First, choose a nice location. Here is what you need:
Sunlight: Full sun is best but a partly shade site will also do as long as it get 4-6 hours a day of sunlight.
Drainage: Select a site with moist or well drained soil not one where the water collects in pools after a rain.
Road Salt: Make sure the site is not near a road that is heavily salted in winter.
Room to Grow: Be sure there is plenty of space for growth, as these trees can get pretty big: 60–75′ high and 40–50′ wide. Allow at least 20′ on all sides.
Next, dig a hole. Here how to do that:
Depth: Dig the hole a little deeper than the cup (about 1′). Back fill with 3-5 inches of compost or good quality top soil.

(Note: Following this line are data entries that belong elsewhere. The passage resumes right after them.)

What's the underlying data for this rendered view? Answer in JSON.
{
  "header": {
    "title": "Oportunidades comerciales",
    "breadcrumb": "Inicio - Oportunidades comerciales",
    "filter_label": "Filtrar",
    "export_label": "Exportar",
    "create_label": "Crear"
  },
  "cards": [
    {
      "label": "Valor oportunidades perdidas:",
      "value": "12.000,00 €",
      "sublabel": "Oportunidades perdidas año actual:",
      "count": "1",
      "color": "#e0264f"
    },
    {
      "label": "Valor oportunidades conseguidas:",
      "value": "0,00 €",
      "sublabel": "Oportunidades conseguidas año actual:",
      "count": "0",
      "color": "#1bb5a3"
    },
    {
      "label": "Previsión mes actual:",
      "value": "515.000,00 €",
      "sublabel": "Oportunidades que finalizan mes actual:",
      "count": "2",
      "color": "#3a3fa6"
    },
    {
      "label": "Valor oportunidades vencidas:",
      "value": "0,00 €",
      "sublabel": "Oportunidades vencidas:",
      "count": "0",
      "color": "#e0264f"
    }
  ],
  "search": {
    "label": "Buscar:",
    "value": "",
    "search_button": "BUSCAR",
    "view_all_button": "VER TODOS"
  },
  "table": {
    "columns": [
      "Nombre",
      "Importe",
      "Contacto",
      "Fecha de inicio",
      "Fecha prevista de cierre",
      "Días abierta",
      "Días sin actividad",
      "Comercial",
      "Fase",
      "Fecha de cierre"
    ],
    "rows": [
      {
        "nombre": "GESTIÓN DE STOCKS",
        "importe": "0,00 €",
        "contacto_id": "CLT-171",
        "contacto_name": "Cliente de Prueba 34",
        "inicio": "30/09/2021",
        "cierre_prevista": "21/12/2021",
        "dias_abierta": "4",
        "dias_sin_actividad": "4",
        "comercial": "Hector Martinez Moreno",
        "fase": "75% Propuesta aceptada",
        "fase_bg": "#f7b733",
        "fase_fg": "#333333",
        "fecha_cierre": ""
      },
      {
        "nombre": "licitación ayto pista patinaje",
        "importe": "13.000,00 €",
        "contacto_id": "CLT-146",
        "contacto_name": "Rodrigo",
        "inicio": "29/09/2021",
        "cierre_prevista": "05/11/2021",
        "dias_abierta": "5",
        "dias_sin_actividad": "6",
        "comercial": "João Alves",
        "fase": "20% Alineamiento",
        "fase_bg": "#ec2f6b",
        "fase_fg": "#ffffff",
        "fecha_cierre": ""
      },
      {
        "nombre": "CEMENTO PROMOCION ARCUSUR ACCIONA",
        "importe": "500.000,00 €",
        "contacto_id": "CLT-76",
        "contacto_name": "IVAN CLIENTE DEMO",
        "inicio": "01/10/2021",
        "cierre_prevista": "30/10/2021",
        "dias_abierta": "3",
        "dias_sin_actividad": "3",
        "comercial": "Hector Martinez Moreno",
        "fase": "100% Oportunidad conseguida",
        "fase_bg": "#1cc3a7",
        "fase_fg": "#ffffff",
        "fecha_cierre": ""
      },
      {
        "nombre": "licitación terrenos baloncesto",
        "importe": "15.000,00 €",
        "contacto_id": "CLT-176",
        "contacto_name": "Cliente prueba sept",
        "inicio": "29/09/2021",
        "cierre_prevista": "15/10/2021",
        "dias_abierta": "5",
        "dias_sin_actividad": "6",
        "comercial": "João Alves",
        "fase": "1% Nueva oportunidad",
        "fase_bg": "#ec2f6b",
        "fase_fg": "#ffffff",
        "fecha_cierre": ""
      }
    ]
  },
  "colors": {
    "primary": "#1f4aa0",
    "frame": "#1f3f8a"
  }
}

Width: Dig the hole about 3 times the diameter of the cup (about 1′).
Surrounding Surface Area: Remove plants 2-3′ around the hole, so the tree doesn’t have to compete for water and nutrients.
Water: Fill the hole with water and let it soak down into the surrounding area before planting to give your seedling a good start.
Then plant your seedling:
Gently remove the seedling from the paper cup being careful you don’t damage the roots.
Immediately put the seedling into the hole–don’t expose the fine roots to the sun or air any longer than necessary or they could dry up and cause your tree to die.
Place the seedling so that the top of the soil in the cup is at the top of the hole. Planting too deep or too shallow will make it hard for the roots to get the right amount of water and air.
Fill in the edges of the hole with good compost or loose top soil and pack down gently but firmly with your hands and then your feet to ensure that all of the roots are in contact with the soil.
Put a stake in the ground near the seedling to protect it from getting trampled. If need be loosely tie the seedling up to the stake so that it stands up straight and tall.
IMPORTANT: Add a surface layer of mulch such as chipped wood to cover the exposed soil. This will keep the moisture in the soil and the ground will stay cooler. It will also make it easier to weed.
Water immediately after planting and then occasionally the first year or so whenever the ground around it feels dry or hot.
The better job you do with the mulch, the less watering you will need to do.
If planted correctly, all you’ll have to do from now on is sit back and watch it grow. These trees are require little maintenance – maybe just light pruning of the bottom branches once or twice. They are also very hardy and have few if any diseases or pests.
After they “catch”, you can expect 1-3 feet of new vertical growth each year, depending on the location.
They turn a beautiful color in the Fall and will survive the winter easily.
Your kids will love to play in the fallen leaves and when they are done, you can turn them into a nutritious compost for your garden.
You can even tap them for maple syrup, when they are mature.